Islamabad High Court officials cited an intelligence report that indicated fears of another assassination attempt on the former prime minister.
Islamabad, Pakistan – Pakistan’s chief justice, citing an intelligence report, says former Prime Minister Imran Khan’s life is in danger for fear of another assassination attempt.
Aamer Farooq, chief justice of the Islamabad High Court, said this on Friday while hearing a petition filed by a trade union regarding the closure of roads in the capital for political protests.
Earlier this month, Khan, 70, was shot in the leg by an assailant in the city of Wazirabad while on a “long journey” to Islamabad to demand snap elections.
A supporter of Khan’s Pakistan Tehreek-e-Insaf (PTI) was killed and more than a dozen others injured in the attack, forcing the party to call off its march.
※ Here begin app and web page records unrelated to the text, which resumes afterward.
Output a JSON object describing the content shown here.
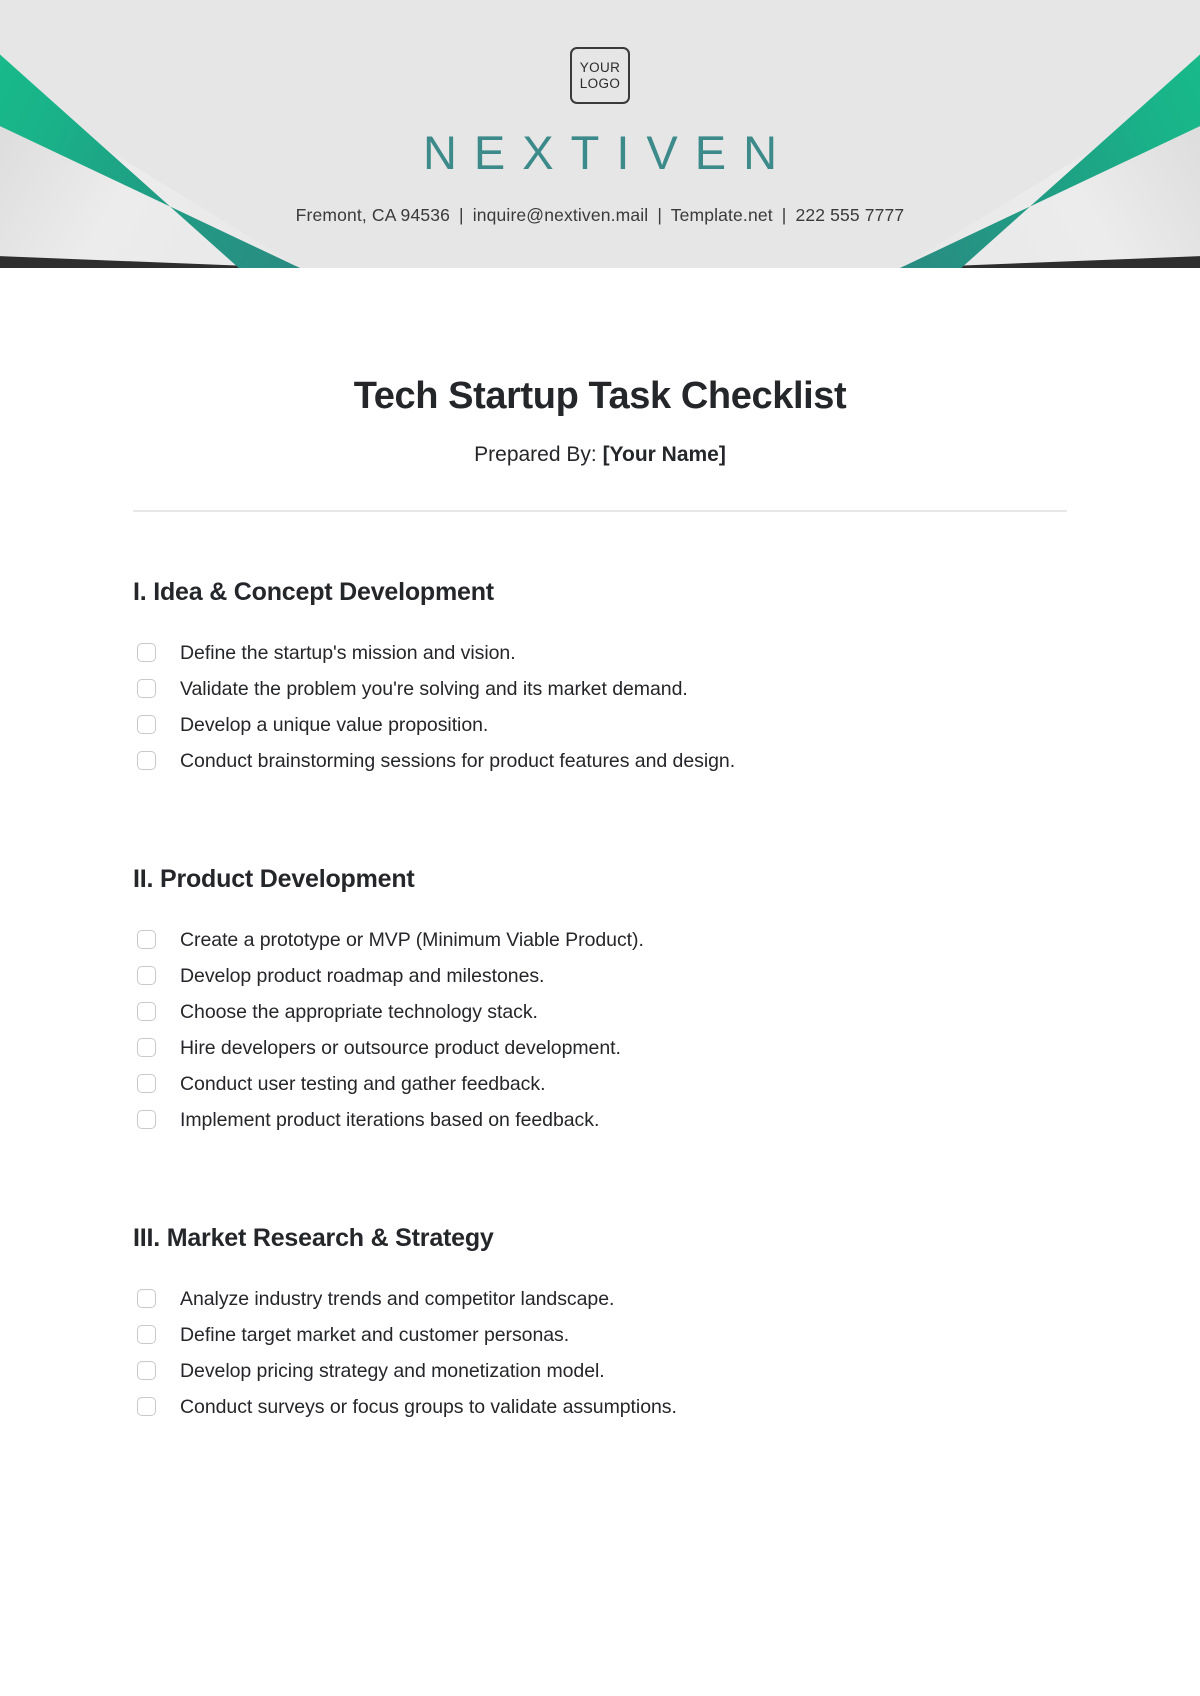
{
  "header": {
    "logo": {
      "line1": "YOUR",
      "line2": "LOGO"
    },
    "brand_name": "NEXTIVEN",
    "contact": {
      "address": "Fremont, CA 94536",
      "email": "inquire@nextiven.mail",
      "website": "Template.net",
      "phone": "222 555 7777",
      "separator": "|"
    },
    "colors": {
      "banner_background": "#e6e6e6",
      "brand_teal": "#3d8a8a",
      "accent_green": "#19b489",
      "accent_dark": "#2e2e2e"
    }
  },
  "document": {
    "title": "Tech Startup Task Checklist",
    "prepared_by_label": "Prepared By:",
    "prepared_by_value": "[Your Name]"
  },
  "sections": [
    {
      "heading": "I. Idea & Concept Development",
      "items": [
        "Define the startup's mission and vision.",
        "Validate the problem you're solving and its market demand.",
        "Develop a unique value proposition.",
        "Conduct brainstorming sessions for product features and design."
      ]
    },
    {
      "heading": "II. Product Development",
      "items": [
        "Create a prototype or MVP (Minimum Viable Product).",
        "Develop product roadmap and milestones.",
        "Choose the appropriate technology stack.",
        "Hire developers or outsource product development.",
        "Conduct user testing and gather feedback.",
        "Implement product iterations based on feedback."
      ]
    },
    {
      "heading": "III. Market Research & Strategy",
      "items": [
        "Analyze industry trends and competitor landscape.",
        "Define target market and customer personas.",
        "Develop pricing strategy and monetization model.",
        "Conduct surveys or focus groups to validate assumptions."
      ]
    }
  ]
}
The politician-turned-politician accused Prime Minister Shehbaz Sharif, Interior Minister Rana Sanaullah and army chief General Faisal Naseer of masterminding the attack.
Khan did not testify in his case which was rejected by the government and the military. The suspect was arrested and is being questioned by police.
In the case on Friday, the police submitted to the court an intelligence report which said that Khan may attack another person when he re-enters Islamabad.
Justice Farooq also asked the PTI to file a fresh petition seeking permission to hold a rally in Islamabad. He has asked the police to ensure the safety of the people performing the ceremony when they arrive in the city.
Khan, who is recuperating from his wound at his home in Lahore, has been talking to fellow travelers via video “long journeys” to resume on November 10.
He is expected to rejoin the expedition when it reaches Rawalpindi later this week.
Since being ousted from office in April this year after losing confidence in parliament, Khan has been holding rallies across Pakistan to pressure the government to call early elections, possibly as early as next year.
The PTI chief said that his removal was an “extraordinary conspiracy” carried out by the United States in collaboration with his political and military opponents. Islamabad and Washington have repeatedly denied the allegations.
However, in a recent interview with Britain’s Financial Times, Khan made a U-turn, saying he was ready to drop the controversy.
“As far as I know, it’s over, it’s behind me. The Pakistan I want to lead should have good relations with everyone, especially the United States,” he said.